What the task requires » Copy every entry below exactly as it appears, leaving out the images.

○ ○ ○

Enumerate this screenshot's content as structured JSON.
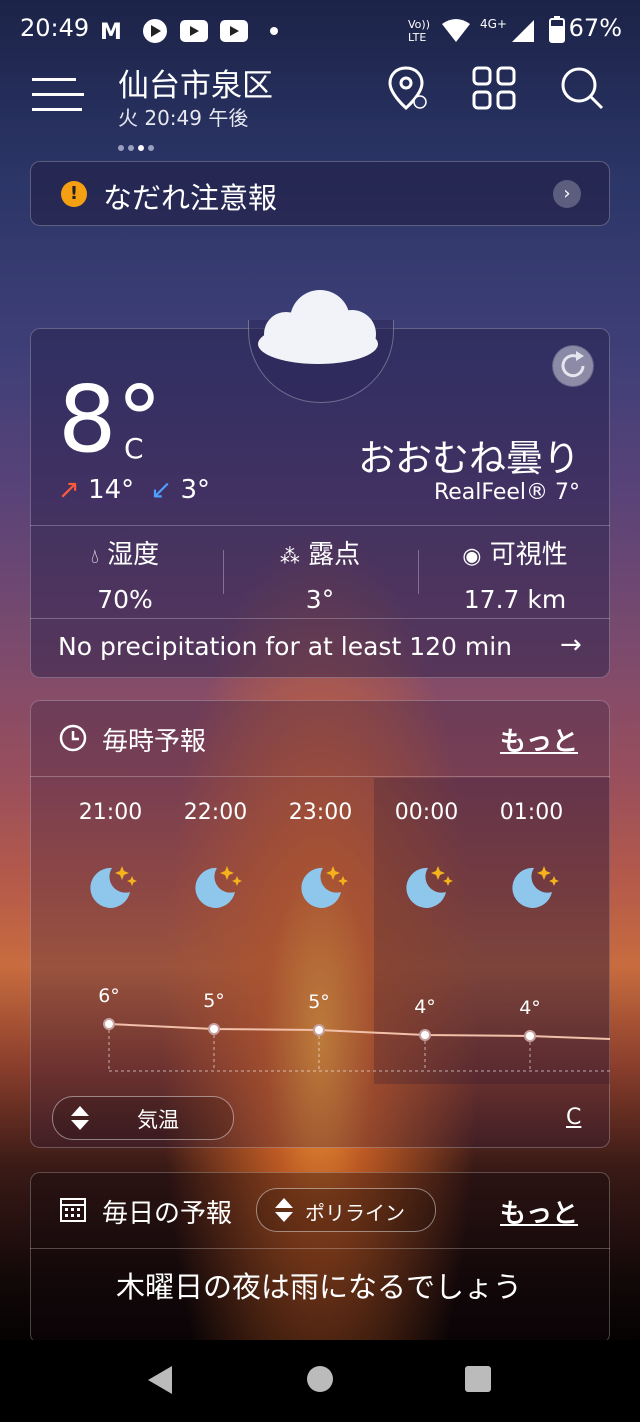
{
  "status": {
    "time": "20:49",
    "battery": "67%",
    "network": "4G+",
    "volte": "Vo LTE"
  },
  "header": {
    "city": "仙台市泉区",
    "datetime": "火 20:49 午後"
  },
  "alert": {
    "text": "なだれ注意報"
  },
  "current": {
    "temp": "8°",
    "unit": "C",
    "high": "14°",
    "low": "3°",
    "condition": "おおむね曇り",
    "realfeel": "RealFeel® 7°",
    "humidity_label": "湿度",
    "humidity": "70%",
    "dewpoint_label": "露点",
    "dewpoint": "3°",
    "visibility_label": "可視性",
    "visibility": "17.7 km",
    "precip": "No precipitation for at least 120 min"
  },
  "hourly": {
    "title": "毎時予報",
    "more": "もっと",
    "hours": [
      {
        "time": "21:00",
        "temp": "6°"
      },
      {
        "time": "22:00",
        "temp": "5°"
      },
      {
        "time": "23:00",
        "temp": "5°"
      },
      {
        "time": "00:00",
        "temp": "4°"
      },
      {
        "time": "01:00",
        "temp": "4°"
      }
    ],
    "toggle": "気温",
    "unit_link": "C"
  },
  "daily": {
    "title": "毎日の予報",
    "toggle": "ポリライン",
    "more": "もっと",
    "headline": "木曜日の夜は雨になるでしょう"
  }
}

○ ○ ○

Task output »
Enumerate this screenshot's content as structured JSON.
{
  "status": {
    "time": "20:49",
    "battery": "67%",
    "network": "4G+",
    "volte": "Vo LTE"
  },
  "header": {
    "city": "仙台市泉区",
    "datetime": "火 20:49 午後"
  },
  "alert": {
    "text": "なだれ注意報"
  },
  "current": {
    "temp": "8°",
    "unit": "C",
    "high": "14°",
    "low": "3°",
    "condition": "おおむね曇り",
    "realfeel": "RealFeel® 7°",
    "humidity_label": "湿度",
    "humidity": "70%",
    "dewpoint_label": "露点",
    "dewpoint": "3°",
    "visibility_label": "可視性",
    "visibility": "17.7 km",
    "precip": "No precipitation for at least 120 min"
  },
  "hourly": {
    "title": "毎時予報",
    "more": "もっと",
    "hours": [
      {
        "time": "21:00",
        "temp": "6°"
      },
      {
        "time": "22:00",
        "temp": "5°"
      },
      {
        "time": "23:00",
        "temp": "5°"
      },
      {
        "time": "00:00",
        "temp": "4°"
      },
      {
        "time": "01:00",
        "temp": "4°"
      }
    ],
    "toggle": "気温",
    "unit_link": "C"
  },
  "daily": {
    "title": "毎日の予報",
    "toggle": "ポリライン",
    "more": "もっと",
    "headline": "木曜日の夜は雨になるでしょう"
  }
}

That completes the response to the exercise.